(Dataset rows for apps and sites)
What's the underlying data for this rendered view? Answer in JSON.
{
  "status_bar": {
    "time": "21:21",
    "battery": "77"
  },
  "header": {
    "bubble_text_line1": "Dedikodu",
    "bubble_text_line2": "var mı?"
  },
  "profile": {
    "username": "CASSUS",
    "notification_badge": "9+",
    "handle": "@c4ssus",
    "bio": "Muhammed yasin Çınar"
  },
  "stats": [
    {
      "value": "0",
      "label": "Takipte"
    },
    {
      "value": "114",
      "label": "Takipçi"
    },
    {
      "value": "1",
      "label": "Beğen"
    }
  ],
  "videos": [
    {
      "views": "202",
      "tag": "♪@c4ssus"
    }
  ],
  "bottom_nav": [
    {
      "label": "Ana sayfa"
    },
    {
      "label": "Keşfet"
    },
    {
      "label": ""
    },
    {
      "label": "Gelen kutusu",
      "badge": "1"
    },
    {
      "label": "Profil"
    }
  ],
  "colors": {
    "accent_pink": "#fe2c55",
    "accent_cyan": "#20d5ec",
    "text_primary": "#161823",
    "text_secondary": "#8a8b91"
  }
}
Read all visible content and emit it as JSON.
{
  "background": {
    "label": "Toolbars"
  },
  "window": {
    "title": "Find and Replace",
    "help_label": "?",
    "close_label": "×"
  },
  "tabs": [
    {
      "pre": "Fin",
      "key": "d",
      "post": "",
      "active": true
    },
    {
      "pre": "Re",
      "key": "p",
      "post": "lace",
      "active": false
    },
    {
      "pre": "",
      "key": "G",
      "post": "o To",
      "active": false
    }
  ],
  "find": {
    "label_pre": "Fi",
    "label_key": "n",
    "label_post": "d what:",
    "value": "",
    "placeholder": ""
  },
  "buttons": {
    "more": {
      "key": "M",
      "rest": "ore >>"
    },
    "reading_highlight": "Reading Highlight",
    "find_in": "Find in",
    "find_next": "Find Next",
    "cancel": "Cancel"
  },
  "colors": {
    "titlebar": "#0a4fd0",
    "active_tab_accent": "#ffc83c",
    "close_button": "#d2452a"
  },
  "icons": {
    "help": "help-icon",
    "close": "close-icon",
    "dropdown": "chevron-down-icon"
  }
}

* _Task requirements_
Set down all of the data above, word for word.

* _Answer space_
What's the underlying data for this rendered view? Answer in JSON.
{
  "status_bar": {
    "time": "21:21",
    "battery": "77"
  },
  "header": {
    "bubble_text_line1": "Dedikodu",
    "bubble_text_line2": "var mı?"
  },
  "profile": {
    "username": "CASSUS",
    "notification_badge": "9+",
    "handle": "@c4ssus",
    "bio": "Muhammed yasin Çınar"
  },
  "stats": [
    {
      "value": "0",
      "label": "Takipte"
    },
    {
      "value": "114",
      "label": "Takipçi"
    },
    {
      "value": "1",
      "label": "Beğen"
    }
  ],
  "videos": [
    {
      "views": "202",
      "tag": "♪@c4ssus"
    }
  ],
  "bottom_nav": [
    {
      "label": "Ana sayfa"
    },
    {
      "label": "Keşfet"
    },
    {
      "label": ""
    },
    {
      "label": "Gelen kutusu",
      "badge": "1"
    },
    {
      "label": "Profil"
    }
  ],
  "colors": {
    "accent_pink": "#fe2c55",
    "accent_cyan": "#20d5ec",
    "text_primary": "#161823",
    "text_secondary": "#8a8b91"
  }
}
Read all visible content and emit it as JSON.
{
  "background": {
    "label": "Toolbars"
  },
  "window": {
    "title": "Find and Replace",
    "help_label": "?",
    "close_label": "×"
  },
  "tabs": [
    {
      "pre": "Fin",
      "key": "d",
      "post": "",
      "active": true
    },
    {
      "pre": "Re",
      "key": "p",
      "post": "lace",
      "active": false
    },
    {
      "pre": "",
      "key": "G",
      "post": "o To",
      "active": false
    }
  ],
  "find": {
    "label_pre": "Fi",
    "label_key": "n",
    "label_post": "d what:",
    "value": "",
    "placeholder": ""
  },
  "buttons": {
    "more": {
      "key": "M",
      "rest": "ore >>"
    },
    "reading_highlight": "Reading Highlight",
    "find_in": "Find in",
    "find_next": "Find Next",
    "cancel": "Cancel"
  },
  "colors": {
    "titlebar": "#0a4fd0",
    "active_tab_accent": "#ffc83c",
    "close_button": "#d2452a"
  },
  "icons": {
    "help": "help-icon",
    "close": "close-icon",
    "dropdown": "chevron-down-icon"
  }
}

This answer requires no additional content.